Call me unsophisticated and not a true connoisseur of the OSR, but to me LL, S&W, BFRPG, D&D, C&C, OD&D, OSRIC AD&D, 2E, and all the rest of the old school games or old school style games are basically 95% the same damn thing. Then you have the 3.0/3.5/Pathfinder world, with detailed skills, feats, and tactical miniature/grid combat as the main point of differentiation from the other games listed. All of those games are still so similar that you can mostly convert on the fly from one to the other while running a module. I've done it. So have many of you.
Disclosing my lack of sophistication in other areas and applying it here, I admit I can't tell the difference between most beers or between most wines. It's all alcohol to me. It all tastes basically the same, gives me a buzz if I take it in sufficient quantities, and I generally have a good time when I have a buzz. Same with all the older versions and clones of D&D. There's not a dime's worth of meaningful difference between them, I enjoy playing them all equally, and always have a good time. I'd play Rob Kuntz's Dark Chateau module with any system out there and have a damn good time doing so, either as a player or a DM.
Isn't that what its all about? Isn't it more important to share those good times with more people than just a small self-congratulatory echo-chamber of niche people? With the decline over time in new players to PnP RPG's, isn't any attempt to get people to play games of any and all systems a good thing?
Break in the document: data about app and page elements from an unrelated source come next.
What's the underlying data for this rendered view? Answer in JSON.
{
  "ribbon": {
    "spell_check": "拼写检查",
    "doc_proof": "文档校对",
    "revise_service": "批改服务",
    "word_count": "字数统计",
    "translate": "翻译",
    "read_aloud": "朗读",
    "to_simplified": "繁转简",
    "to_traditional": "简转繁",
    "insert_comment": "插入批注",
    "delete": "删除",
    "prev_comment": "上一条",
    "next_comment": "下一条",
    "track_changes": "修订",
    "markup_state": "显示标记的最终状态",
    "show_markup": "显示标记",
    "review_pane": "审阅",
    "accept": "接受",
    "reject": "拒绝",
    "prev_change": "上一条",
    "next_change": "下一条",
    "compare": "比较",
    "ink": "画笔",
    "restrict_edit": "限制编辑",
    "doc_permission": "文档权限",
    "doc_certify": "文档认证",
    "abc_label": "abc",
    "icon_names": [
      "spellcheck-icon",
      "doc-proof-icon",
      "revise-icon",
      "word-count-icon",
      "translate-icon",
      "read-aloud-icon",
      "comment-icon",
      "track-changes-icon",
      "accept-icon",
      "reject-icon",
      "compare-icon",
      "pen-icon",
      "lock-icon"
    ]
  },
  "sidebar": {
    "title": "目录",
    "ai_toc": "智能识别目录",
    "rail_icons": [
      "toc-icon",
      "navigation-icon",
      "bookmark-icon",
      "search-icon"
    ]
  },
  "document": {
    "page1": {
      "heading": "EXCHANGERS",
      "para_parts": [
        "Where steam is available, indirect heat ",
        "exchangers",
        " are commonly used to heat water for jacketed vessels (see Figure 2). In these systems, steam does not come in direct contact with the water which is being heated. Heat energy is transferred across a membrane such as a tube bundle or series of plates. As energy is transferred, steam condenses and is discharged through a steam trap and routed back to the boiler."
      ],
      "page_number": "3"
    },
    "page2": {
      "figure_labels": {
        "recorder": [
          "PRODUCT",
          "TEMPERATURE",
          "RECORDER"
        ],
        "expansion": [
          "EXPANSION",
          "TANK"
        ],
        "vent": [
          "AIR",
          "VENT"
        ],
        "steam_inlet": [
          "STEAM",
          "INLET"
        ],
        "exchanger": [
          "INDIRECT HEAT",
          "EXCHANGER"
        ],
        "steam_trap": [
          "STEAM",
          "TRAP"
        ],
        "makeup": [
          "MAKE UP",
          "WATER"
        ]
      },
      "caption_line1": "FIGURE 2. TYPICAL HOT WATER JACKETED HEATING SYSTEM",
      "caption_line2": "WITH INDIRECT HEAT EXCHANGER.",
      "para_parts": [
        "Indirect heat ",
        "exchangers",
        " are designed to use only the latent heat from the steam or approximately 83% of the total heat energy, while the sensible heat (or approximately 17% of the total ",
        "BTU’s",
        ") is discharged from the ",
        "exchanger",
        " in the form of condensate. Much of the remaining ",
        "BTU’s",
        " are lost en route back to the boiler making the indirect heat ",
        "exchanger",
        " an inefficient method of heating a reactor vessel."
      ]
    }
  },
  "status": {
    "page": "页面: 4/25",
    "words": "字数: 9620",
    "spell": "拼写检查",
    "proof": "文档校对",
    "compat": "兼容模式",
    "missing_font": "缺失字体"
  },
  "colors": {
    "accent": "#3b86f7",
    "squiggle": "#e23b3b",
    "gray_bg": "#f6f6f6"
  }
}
Who gives a shit if its not done one someone's terms, or within the auspices of the charter and bylaws of the established OSR? Sounds like snobbery, hubris and resentment. It's too bad.